Oct 04, 2005
Back in my stressed out corporate days, I used to take an annual week off by myself in the mountains -- sometimes in summer, sometimes in fall. The routine was predictable: first two days of complete befrazzlement as my tensed-up internal springs wound down, then a couple of days trying to do too many "vacation" things at once (go hiking, smoke cigars, take a nap, buy art supplies, teach myself to paint with watercolors, write twenty letters, compose some music), followed by a couple of relaxed days and finally a day of real peace before it was time to head home.
I haven't had such a vacation in a long time, but I'm going to do one this November.

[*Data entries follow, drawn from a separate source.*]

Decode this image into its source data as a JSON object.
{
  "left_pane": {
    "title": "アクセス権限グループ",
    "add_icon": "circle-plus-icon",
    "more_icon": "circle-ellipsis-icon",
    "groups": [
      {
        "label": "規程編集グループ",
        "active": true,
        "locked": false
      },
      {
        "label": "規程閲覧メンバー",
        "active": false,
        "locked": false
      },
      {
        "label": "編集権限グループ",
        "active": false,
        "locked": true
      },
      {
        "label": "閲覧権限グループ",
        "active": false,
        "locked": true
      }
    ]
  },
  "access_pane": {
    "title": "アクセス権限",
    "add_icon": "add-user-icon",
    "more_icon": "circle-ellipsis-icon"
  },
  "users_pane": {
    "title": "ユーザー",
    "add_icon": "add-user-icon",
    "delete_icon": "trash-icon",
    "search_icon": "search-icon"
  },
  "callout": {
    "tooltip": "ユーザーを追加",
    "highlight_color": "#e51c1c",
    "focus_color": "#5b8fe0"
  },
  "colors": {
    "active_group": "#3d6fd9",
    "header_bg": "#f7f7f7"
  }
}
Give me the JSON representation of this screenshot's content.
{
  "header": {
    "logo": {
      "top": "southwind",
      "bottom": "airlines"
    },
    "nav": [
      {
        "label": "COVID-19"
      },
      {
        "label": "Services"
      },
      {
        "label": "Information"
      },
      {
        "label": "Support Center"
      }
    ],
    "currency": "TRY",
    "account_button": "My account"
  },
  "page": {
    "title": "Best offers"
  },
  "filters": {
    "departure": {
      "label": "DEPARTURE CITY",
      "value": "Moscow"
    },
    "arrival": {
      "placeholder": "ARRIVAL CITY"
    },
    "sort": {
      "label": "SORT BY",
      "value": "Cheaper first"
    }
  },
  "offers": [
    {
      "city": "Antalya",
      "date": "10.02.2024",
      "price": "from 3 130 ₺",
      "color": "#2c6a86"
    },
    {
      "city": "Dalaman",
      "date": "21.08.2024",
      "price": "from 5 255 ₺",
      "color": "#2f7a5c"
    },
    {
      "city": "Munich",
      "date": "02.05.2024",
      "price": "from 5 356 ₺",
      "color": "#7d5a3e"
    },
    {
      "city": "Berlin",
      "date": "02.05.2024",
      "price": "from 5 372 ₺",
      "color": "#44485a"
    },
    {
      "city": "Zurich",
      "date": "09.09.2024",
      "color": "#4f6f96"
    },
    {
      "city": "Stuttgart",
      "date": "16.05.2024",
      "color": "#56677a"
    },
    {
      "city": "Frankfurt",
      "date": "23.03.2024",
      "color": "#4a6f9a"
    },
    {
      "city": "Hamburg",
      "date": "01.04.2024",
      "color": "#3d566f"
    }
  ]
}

I'm a little scared about what my mind will do once it has all that quiet to expand into -- seeing how I've been out of practice at long rests. But if it doesn't kill me, I know it's going to be great.
Do you go on solo vacations? How do you find your mental rest, in general?
I go somewhere warm and tropical where I can order drinks from where my ass lays. Nothing like being waited on hand and foot to make me feel like jello. Being semi-drunk all week long does help too.
Speaking of the mountains...we are bound for Boone this weekend. Looking forward to some hiking.
Posted by: Di | Oct 4, 2005 7:59:42 PM
I'm quite happy to do solo vacations. I used to do a week of diving at least once or twice a year. I haven't done any long solo vacations lately, since I now get plenty of time to myself travelling for work (weekly flights from RDU to SFO and back give me lots of time to just rest and read and think).
Posted by: AndyHat | Oct 4, 2005 9:30:19 PM
These days when I take a vacation I try to eliminate as much stress from it as possible. Seems like a lot of people take a vacation and a fair ammount of that time is worse than work time. Hassle at airports, bad lodging. There are ways to go 'on retreat' and recharge. Very beneficial. I think it is a good thing for everyone to do it solo now and then also.
Posted by: Jim | Oct 5, 2005 9:34:03 AM
For this upcoming vacation in the mountains, I'm thinking about going without cell phone and internet for the week. To reduce the stress of that change, I imagine I'll need to let people know in advance to plan not to reach me, so I don't worry about people trying to reach me and failing.
Posted by: Phil | Oct 5, 2005 1:48:30 PM
for me, the best solo vacations are far away and fairly active, especially physically active. i did a week horsebackriding in ireland (there was one other person & a guide, but i didn't know either before, and we were together only when we were on horseback, not at night). i did a week alone in ireland at a posh hotel, exploring the region by car during the day, followed by a run and then a massage (or pedicure, etc etc), and then an extravagant four course meal (all dressed up!) with a good book and bottle of wine. king sized bed next to peaceful falling water. six days and nights of that routine was hard to leave behind. i highly recommend solo vacations.
Posted by: e | Oct 6, 2005 2:27:14 PM
How appropriate you post this while I'm on vacation: probably why I have time to post. :) Most vacations, I visit friends, but travel by myself. I'd like to take a couple weeks sometime and just drive; gods know whether that's ever to happen. I've never been overseas on vacation either. And I've rarely had a vacation that was stress-free, although I'd like one.
Posted by: Joseph H. Vilas | Oct 6, 2005 4:02:25 PM
I am a big fan of the solo vacation. As more and more of my friends have joined the ranks of those employed, married and/or with children, it has become increasingly difficult to find folks with whom to travel. And I do like my travel! One of my favorite solo trips ever was a six-week backpacking trip I took to Europe before starting a new job--it was my first major trip by myself, and I reveled in the self-discovery, immersion in all things I love and utter peacefulness of it. I grew lonely from time to time, but was able to chat with other folks in French or English when need be, and the loneliness never lasted very long.
Posted by: Lisa | Oct 8, 2005 5:44:59 PM
I had a guest travel by herself, just to think things over. She found that it gave her time to re-think her future and where she was heading.
She found Hillcrest Guest House, St. John Us Virgin Islands, the perfect place to feel human again.
Posted by: Phyllis Hall | Oct 11, 2005 7:20:23 PM
I live in St. John and would highly recommend it for a solo vacation IF you want to really relax that is. There is not much night life here (a little but not much) but if you feel the call to unwind, St. John is a WONDERFUL place. Beautiful snorkeling, hiking (2/3 of the island is a national park), eclectic people, etc. If I can provide any info that would be of value, please feel free to contact me.
Posted by: mermaid | Oct 12, 2005 1:07:37 PM